VanCor made a motion to approve the draft conditionally, on the condition that the changes discussed at the meeting will be made and the draft circulated for members’ review.  Second by Sherman.  The motion was approved unanimously with Mandyck reaffirming his recusal from any discussion of air conditioning; and stating that his endorsement of the report in general in no way implies an endorsement of the references to air conditioning in Part Two of the report.

Citizen Complaints

Proposed Telecommunications Facility (Tower) in Woodstock -- Wagener referred the Council members to the packet he had sent them prior to the meeting.   It included a letter from a citizen about the proposed location of a cell tower near Black Pond in Woodstock.  In the packet were two illustrations of the visual impact of the tower and a draft of a letter to the Connecticut Siting Council recommending consideration of alternative sites.  Sherman said he knows the pond very well and believes the tower would have a far greater visual impact than can be seen in the illustrations.   Chairman Harrison suggested a rewording of the last sentence to state that the Council concludes a case has not been made on public safety.  Wagner made a motion to approve the draft comments with the rewording of the last sentence, seconded by Beach.  The motion was adopted unanimously.
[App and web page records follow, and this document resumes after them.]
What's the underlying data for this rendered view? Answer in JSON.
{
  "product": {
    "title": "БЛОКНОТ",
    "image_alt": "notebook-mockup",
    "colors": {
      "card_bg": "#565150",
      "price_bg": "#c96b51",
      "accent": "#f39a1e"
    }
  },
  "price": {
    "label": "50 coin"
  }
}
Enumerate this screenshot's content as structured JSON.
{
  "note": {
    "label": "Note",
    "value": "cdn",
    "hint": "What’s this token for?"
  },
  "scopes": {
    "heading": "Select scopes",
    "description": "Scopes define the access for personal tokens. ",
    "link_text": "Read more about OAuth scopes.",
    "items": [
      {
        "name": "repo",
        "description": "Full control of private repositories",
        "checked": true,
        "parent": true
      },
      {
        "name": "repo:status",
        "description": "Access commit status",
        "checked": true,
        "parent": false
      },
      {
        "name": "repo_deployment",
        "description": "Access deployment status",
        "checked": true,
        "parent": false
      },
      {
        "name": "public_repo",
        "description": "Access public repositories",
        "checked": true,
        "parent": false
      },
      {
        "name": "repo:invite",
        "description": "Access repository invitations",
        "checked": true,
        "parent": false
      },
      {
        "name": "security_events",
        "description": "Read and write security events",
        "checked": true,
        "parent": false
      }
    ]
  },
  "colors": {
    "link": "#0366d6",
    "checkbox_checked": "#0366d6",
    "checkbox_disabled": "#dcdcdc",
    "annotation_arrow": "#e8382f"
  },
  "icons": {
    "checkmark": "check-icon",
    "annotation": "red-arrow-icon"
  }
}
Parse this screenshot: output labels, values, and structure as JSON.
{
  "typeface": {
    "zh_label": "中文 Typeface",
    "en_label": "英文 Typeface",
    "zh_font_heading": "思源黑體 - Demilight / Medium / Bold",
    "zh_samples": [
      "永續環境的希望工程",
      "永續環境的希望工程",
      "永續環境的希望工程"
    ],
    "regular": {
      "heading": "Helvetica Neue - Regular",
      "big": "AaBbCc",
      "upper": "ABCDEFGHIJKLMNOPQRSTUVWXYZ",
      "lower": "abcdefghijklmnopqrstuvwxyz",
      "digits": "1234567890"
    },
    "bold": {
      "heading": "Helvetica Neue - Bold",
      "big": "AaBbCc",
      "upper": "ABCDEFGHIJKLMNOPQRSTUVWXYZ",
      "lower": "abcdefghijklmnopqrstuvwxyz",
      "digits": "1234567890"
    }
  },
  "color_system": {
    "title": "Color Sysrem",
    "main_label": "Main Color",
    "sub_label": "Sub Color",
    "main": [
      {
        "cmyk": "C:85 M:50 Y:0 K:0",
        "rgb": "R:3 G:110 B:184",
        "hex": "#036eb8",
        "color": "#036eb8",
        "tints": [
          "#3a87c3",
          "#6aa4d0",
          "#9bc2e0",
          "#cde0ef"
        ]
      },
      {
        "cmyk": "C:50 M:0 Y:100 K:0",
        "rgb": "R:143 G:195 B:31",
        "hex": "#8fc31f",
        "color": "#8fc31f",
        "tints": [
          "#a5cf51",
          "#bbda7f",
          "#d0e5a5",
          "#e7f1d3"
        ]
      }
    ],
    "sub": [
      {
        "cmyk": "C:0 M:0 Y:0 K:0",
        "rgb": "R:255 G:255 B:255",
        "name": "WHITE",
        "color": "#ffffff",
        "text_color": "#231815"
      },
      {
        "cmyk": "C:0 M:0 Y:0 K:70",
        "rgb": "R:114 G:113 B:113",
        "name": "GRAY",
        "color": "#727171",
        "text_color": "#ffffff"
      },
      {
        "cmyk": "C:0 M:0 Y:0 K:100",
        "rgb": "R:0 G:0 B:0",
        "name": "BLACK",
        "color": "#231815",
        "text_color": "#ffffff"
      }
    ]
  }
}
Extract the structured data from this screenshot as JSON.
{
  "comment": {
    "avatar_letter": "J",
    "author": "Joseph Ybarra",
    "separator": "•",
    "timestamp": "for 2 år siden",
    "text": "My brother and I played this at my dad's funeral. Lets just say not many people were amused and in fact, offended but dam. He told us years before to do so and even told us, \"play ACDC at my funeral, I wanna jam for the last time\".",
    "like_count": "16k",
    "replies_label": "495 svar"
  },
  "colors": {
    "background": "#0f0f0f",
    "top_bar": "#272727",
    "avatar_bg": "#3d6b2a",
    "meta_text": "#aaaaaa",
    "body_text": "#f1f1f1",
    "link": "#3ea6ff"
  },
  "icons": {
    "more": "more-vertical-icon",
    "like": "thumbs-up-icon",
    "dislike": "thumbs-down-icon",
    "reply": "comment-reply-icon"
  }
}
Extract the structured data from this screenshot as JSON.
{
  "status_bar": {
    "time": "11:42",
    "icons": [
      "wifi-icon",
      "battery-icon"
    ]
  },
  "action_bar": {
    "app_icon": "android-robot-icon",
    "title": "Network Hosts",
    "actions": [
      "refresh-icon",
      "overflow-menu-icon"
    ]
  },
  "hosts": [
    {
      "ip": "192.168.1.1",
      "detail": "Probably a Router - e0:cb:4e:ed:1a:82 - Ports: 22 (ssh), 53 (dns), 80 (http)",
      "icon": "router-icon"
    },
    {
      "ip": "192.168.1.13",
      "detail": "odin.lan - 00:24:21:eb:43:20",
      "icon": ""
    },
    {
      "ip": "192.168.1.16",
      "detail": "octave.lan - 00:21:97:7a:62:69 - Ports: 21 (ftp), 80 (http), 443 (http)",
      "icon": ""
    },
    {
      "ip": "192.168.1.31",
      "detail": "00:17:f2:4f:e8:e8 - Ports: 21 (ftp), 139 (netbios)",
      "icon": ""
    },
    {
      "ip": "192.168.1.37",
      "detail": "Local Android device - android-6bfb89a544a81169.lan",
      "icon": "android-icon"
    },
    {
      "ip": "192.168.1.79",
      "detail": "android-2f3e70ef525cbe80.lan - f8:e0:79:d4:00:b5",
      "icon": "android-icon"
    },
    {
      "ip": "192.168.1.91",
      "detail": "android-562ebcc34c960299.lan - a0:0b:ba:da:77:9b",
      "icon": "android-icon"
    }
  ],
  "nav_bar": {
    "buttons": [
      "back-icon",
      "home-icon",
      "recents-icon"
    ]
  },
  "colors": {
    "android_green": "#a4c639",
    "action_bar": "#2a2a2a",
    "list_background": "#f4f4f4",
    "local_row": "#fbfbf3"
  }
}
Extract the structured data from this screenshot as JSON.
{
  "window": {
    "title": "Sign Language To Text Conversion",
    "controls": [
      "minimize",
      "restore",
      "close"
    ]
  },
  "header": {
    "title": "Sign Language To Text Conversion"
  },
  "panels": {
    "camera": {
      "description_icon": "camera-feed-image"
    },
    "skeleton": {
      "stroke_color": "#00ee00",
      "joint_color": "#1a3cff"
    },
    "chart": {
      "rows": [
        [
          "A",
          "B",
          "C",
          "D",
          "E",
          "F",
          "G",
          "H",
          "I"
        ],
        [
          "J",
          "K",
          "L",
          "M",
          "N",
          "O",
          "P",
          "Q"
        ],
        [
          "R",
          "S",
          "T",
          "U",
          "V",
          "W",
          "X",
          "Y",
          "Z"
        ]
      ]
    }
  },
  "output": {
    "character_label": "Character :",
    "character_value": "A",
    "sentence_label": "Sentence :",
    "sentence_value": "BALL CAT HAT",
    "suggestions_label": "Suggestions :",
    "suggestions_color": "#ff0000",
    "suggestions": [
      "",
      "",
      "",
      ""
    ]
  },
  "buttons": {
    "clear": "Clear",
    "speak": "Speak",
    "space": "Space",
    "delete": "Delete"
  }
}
There being no other business Chairman Harrison adjourned the meeting at 11:35 AM.